Juliette Servante

and 9 more

Background: As pregnancy is a physiological prothrombotic state, pregnant women may be at increased risk of developing coagulopathic and/or thromboembolic complications associated with COVID-19. Objectives: To investigate the occurrence of haemostatic and thrombo-embolic complications in pregnant women with COVID-19. Search Strategy: Two biomedical databases were searched between September 2019 and June 2020 for case reports and series of pregnant women with COVID-19. Additional registry cases known to the authors were included. Steps were taken to minimise duplicate patients. Selection criteria: Pregnant women with COVID-19 based either on a positive swab or high clinical suspicion e.g. symptoms and radiographic evidence. Data Collection and Analysis: Information on coagulopathy based on abnormal coagulation test results or clinical evidence of disseminated intravascular coagulation (DIC), and on arterial or venous thrombosis, were extracted using a standard form. If available, detailed laboratory results and information on maternal outcomes were analysed. Main Results: 1063 women met the inclusion criteria, of which three (0.28%) had arterial and/or venous thrombosis, seven (0.66%) had DIC, and a further three (0.28%) had coagulopathy without meeting the definition of DIC. Five hundred and thirty-seven women (56%) had been reported as having given birth and 426 (40%) as having an ongoing pregnancy. There were 17 (1.6%) maternal deaths in which DIC was reported as a factor in two. Conclusions: Our data suggests that coagulopathy and thromboembolism are both increased in pregnancies affected by COVID-19. Detection of the former may be useful in the identification of women at risk of deterioration.

Kate Walker

and 6 more
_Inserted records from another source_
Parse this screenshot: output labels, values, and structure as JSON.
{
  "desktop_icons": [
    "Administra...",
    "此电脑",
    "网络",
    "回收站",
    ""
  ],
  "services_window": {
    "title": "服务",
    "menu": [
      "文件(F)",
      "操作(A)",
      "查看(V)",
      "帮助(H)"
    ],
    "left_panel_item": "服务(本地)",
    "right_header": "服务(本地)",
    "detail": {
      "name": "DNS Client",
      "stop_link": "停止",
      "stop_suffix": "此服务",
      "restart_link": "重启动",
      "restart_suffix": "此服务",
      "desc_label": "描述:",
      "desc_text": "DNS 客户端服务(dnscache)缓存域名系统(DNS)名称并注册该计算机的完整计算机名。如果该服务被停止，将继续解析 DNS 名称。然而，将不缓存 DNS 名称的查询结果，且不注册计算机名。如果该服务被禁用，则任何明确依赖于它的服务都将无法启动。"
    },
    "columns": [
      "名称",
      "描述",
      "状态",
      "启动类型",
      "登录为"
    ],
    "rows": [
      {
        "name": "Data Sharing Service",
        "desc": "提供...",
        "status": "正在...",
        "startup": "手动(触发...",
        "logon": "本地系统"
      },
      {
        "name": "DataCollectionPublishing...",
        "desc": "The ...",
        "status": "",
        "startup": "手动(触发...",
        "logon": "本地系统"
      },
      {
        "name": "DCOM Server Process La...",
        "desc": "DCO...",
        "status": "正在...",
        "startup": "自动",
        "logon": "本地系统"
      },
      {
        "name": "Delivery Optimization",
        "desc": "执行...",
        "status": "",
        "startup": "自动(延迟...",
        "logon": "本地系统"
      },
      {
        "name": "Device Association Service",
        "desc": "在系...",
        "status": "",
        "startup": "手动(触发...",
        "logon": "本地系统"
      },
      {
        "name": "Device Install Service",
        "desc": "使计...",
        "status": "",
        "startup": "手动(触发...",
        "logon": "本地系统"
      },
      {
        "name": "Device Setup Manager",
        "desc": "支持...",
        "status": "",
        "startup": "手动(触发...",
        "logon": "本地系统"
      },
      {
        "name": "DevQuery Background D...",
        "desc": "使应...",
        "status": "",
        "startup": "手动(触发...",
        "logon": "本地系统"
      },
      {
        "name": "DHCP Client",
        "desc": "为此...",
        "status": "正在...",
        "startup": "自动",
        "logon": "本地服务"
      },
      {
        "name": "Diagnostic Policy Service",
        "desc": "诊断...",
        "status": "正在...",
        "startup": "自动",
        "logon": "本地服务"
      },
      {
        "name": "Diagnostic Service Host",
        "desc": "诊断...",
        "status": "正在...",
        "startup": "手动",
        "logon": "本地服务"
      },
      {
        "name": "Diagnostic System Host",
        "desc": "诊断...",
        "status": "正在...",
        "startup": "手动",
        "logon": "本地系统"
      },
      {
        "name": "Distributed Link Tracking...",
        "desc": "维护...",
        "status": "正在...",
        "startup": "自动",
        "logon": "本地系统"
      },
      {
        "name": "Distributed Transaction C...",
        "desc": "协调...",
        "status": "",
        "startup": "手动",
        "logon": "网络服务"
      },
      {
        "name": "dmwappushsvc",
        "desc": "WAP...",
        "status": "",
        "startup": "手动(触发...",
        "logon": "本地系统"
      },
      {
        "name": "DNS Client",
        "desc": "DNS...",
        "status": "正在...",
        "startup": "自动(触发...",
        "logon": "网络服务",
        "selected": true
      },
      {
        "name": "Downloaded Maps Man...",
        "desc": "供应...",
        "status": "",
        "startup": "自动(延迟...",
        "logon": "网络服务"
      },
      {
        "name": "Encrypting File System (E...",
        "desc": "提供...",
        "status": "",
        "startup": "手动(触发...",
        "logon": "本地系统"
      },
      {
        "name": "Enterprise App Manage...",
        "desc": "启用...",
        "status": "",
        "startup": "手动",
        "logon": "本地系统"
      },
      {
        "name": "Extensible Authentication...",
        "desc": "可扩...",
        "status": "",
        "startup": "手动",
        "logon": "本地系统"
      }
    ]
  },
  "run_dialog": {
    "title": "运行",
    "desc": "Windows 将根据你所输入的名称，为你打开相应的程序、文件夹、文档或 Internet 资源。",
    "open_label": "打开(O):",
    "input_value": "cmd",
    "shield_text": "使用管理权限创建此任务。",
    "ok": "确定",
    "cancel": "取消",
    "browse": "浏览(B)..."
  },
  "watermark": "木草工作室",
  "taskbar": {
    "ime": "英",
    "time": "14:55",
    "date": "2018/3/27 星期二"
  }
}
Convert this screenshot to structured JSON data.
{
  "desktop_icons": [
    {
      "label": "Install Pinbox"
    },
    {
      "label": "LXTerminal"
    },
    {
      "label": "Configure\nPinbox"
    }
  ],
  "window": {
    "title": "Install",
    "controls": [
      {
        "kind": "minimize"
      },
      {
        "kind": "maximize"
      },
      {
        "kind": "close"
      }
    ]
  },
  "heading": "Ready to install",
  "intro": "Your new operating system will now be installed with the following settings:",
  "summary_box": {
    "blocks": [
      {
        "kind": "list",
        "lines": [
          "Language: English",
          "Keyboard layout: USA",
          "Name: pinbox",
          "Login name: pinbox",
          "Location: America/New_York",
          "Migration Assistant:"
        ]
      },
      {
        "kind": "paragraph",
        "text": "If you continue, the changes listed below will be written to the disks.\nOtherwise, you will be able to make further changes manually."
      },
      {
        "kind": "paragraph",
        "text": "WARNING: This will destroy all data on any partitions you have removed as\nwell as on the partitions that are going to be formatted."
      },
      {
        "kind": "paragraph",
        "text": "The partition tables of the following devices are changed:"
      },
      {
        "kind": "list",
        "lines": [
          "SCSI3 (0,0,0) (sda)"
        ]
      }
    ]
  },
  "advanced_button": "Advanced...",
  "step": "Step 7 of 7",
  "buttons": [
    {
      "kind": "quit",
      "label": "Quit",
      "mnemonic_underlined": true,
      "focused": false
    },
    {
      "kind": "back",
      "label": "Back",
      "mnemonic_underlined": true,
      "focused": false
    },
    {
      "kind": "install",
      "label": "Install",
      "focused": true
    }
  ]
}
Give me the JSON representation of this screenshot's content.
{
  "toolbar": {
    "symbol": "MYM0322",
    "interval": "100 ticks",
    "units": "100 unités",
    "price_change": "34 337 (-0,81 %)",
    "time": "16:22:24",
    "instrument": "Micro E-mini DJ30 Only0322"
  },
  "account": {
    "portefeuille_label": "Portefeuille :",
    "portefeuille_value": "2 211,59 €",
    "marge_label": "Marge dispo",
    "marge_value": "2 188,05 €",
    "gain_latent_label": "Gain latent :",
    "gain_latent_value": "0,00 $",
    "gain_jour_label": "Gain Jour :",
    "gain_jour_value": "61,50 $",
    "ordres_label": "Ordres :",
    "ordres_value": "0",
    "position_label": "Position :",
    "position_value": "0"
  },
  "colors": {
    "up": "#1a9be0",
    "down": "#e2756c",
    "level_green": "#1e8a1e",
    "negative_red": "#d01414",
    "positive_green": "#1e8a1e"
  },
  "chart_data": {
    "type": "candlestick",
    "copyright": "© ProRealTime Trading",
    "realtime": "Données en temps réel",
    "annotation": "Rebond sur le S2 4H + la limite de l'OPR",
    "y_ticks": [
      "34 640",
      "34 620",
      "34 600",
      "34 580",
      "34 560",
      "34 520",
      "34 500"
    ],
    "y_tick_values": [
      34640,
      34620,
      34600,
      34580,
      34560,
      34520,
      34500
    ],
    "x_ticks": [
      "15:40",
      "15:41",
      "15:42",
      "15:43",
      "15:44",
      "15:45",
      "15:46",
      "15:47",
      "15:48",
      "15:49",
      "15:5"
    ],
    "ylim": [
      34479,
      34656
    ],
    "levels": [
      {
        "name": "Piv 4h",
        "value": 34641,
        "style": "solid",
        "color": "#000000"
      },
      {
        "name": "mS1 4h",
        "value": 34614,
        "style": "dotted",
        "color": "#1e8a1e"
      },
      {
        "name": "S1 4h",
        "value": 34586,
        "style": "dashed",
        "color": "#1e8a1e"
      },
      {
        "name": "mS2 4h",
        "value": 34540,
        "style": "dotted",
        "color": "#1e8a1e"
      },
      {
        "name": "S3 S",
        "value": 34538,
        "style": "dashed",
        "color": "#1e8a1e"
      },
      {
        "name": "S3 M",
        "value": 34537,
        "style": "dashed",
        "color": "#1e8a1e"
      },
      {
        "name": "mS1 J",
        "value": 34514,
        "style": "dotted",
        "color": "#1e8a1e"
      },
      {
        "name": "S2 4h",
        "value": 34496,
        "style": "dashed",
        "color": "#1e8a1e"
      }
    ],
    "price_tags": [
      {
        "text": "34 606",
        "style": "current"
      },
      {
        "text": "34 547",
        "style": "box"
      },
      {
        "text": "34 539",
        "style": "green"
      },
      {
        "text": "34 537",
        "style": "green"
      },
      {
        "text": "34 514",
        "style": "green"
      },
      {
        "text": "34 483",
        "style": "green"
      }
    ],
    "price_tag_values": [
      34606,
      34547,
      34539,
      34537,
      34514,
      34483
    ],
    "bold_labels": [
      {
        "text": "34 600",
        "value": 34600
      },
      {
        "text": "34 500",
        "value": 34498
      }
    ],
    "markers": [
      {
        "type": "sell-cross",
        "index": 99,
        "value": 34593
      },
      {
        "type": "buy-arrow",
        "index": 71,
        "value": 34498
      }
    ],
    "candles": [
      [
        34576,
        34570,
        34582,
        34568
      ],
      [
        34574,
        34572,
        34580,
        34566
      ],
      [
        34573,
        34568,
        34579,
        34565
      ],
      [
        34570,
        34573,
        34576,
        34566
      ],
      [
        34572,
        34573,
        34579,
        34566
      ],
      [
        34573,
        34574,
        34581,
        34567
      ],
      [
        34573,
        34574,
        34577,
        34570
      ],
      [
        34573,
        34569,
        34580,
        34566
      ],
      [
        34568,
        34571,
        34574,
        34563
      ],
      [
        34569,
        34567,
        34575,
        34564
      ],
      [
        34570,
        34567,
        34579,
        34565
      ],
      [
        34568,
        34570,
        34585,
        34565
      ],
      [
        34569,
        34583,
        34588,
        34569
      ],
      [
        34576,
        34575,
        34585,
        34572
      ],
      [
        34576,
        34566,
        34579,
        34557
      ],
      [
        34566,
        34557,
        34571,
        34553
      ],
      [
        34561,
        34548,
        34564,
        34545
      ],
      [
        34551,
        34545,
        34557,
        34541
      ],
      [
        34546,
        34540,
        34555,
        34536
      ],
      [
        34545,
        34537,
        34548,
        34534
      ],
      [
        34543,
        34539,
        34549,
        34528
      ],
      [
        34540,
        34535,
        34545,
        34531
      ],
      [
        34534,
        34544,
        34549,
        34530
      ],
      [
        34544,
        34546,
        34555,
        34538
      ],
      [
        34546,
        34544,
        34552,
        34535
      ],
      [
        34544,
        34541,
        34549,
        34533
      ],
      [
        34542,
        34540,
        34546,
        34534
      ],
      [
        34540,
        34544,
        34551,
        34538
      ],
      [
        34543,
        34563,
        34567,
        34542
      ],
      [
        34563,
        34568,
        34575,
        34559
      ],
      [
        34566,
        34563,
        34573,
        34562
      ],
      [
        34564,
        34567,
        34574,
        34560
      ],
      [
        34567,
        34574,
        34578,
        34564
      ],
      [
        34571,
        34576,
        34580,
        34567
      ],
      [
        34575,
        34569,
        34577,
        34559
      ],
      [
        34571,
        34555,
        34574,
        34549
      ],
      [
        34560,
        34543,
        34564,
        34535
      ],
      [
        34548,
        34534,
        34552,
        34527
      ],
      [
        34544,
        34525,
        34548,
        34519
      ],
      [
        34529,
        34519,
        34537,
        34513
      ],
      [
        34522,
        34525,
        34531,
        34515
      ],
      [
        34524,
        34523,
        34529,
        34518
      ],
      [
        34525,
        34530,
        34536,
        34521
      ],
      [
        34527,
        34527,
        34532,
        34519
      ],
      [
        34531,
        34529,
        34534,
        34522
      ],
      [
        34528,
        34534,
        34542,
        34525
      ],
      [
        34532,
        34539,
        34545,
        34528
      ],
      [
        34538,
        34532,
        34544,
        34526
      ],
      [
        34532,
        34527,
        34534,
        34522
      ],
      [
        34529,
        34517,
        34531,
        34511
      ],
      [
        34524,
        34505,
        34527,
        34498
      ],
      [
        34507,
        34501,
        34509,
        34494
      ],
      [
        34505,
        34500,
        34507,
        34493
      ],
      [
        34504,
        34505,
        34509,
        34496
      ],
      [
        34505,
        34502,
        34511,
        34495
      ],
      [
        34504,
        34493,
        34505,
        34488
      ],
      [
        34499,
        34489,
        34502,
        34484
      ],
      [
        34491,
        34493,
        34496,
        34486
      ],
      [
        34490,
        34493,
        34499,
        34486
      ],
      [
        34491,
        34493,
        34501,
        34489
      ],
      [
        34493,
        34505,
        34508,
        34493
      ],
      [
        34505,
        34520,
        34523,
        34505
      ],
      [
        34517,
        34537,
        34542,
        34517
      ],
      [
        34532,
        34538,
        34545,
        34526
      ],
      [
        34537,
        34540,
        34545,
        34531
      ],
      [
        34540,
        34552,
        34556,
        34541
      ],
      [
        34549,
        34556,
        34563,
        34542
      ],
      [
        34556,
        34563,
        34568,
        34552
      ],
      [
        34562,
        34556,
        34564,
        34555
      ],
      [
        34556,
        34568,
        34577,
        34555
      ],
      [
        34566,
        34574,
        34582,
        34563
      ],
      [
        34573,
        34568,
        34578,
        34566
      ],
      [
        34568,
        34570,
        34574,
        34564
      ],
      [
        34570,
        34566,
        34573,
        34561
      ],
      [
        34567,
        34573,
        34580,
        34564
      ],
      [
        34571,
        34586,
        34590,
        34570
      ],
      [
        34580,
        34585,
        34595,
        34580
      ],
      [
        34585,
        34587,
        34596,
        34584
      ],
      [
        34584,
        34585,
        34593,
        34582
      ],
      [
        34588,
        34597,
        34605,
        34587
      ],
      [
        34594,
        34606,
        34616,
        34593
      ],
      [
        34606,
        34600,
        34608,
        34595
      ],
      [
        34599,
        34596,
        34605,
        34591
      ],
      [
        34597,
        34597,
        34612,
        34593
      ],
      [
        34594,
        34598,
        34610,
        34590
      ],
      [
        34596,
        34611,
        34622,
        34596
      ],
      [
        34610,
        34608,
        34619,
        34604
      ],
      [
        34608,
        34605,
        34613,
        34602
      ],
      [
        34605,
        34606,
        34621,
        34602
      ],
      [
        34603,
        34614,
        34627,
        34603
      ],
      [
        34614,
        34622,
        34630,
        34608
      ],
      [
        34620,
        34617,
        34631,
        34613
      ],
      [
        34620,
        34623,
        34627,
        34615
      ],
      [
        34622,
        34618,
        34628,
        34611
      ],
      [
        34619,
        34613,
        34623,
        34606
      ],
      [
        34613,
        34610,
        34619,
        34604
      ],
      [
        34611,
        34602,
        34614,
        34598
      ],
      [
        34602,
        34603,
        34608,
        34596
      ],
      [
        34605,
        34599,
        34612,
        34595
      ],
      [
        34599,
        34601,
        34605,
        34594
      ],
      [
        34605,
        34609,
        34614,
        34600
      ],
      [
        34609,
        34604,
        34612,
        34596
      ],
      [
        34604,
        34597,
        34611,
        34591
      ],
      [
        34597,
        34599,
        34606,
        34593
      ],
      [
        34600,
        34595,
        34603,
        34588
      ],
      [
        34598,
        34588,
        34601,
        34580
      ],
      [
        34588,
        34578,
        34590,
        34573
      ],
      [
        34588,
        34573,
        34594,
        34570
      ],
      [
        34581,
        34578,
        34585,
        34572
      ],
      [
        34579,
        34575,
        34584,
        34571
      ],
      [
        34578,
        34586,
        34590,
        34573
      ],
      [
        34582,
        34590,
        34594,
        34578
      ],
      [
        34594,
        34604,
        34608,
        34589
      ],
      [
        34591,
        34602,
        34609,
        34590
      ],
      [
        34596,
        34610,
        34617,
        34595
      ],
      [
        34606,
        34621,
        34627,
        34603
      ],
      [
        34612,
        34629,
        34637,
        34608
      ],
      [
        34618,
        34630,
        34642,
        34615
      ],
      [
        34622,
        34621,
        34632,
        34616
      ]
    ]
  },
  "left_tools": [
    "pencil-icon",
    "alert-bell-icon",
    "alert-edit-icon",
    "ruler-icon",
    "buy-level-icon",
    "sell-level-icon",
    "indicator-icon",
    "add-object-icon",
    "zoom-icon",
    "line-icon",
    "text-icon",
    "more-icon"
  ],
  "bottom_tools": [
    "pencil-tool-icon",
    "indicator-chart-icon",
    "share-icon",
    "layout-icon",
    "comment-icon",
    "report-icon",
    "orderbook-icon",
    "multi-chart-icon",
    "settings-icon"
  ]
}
Authors’ reply re: ’Maternal transmission of SARS-COV-2 to the neonate, and possible routes for such transmission: A systematic review and critical analysis (Response to BJOG-20-1416)Kate F Walker1, Keelin O’Donoghue2, Nicky Grace3, Jon Dorling4, Jeannette L Comeau4, Wentao Li5 Jim G Thornton11Division of Child Health, Obstetrics and Gynaecology, School of Medicine, University of Nottingham2The Irish Centre for Maternal and Child Health, University College Cork, Cork University Maternity Hospital, Cork, Ireland3 School of English, University of Nottingham4Department of Pediatrics, Faculty of Medicine, Dalhousie University, Halifax, Nova Scotia, Canada5Department of Obstetrics and Gynaecology, Monash University, Clayton, AustraliaThank you for the opportunity to comment on the letter by Dr Xue from Shanghai Jiao Tong University. We agree there are many weaknesses in the data we reviewed. Dr Xue has identified one. Others are the incomplete reporting of infant feeding and mother-child interactions, and the frequent lack of infant testing to confirm or refute the possibility of vertical transmission of COVID-19. Finally, although we simply provided summary totals, it would be statistically preferable to combine series using the Mantel-Haenszel method and calculate a relative risk. We judged that doing this in light of the uncertainties around the data which Dr Xue has identified, might give a spurious precision to our results. As he says, more work is needed. For now we think it remains reasonable to not regard COVID-19 in itself, as an indication for Caesarean, artificial feeding or separation, in the mother and baby’s interest.